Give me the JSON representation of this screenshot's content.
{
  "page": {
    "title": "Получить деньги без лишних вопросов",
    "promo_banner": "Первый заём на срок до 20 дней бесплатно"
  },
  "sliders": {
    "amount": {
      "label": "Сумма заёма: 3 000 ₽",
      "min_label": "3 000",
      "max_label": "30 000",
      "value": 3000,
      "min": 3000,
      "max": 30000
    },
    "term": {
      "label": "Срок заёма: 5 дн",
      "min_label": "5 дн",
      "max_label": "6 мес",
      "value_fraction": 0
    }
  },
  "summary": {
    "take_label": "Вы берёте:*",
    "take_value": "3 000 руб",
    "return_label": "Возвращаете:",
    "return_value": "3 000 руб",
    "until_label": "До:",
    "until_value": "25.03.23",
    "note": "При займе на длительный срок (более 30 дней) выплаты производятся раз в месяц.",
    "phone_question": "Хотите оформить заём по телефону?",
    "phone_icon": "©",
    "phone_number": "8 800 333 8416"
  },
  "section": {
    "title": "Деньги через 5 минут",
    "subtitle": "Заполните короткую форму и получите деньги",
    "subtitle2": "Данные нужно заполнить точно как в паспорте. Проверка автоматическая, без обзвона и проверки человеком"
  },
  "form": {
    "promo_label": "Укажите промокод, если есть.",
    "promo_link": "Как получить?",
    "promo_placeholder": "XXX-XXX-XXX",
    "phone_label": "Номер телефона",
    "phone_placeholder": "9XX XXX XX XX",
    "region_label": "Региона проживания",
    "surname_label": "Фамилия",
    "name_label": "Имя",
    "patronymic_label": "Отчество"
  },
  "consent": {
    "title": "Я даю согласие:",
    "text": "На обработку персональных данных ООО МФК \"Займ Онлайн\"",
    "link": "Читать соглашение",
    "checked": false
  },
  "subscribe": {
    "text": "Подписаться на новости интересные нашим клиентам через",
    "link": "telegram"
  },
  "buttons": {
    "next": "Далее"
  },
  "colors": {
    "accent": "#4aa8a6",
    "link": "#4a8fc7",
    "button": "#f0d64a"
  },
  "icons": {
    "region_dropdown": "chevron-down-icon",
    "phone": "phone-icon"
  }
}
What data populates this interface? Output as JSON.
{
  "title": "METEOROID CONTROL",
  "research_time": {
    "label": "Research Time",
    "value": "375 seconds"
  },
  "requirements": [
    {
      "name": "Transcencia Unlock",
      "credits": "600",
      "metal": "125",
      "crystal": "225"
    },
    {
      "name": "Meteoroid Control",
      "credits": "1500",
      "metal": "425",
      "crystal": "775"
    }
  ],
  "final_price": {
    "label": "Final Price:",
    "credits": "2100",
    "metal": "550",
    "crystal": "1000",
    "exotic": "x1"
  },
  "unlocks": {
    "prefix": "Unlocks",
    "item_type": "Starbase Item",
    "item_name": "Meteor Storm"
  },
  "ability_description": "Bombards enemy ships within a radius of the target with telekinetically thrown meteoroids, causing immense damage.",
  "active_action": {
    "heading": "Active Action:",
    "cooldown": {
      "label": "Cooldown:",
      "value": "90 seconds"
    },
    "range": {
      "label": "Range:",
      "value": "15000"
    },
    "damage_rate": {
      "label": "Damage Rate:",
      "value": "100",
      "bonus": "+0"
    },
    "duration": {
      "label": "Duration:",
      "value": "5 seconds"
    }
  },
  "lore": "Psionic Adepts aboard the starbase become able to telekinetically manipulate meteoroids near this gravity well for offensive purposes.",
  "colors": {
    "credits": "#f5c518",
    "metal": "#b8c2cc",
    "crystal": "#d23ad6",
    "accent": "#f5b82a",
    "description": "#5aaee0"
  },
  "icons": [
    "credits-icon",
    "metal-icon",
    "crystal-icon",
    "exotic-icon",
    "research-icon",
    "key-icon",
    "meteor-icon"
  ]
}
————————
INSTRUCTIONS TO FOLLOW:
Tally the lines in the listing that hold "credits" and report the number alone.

ANSWER SPACE:
5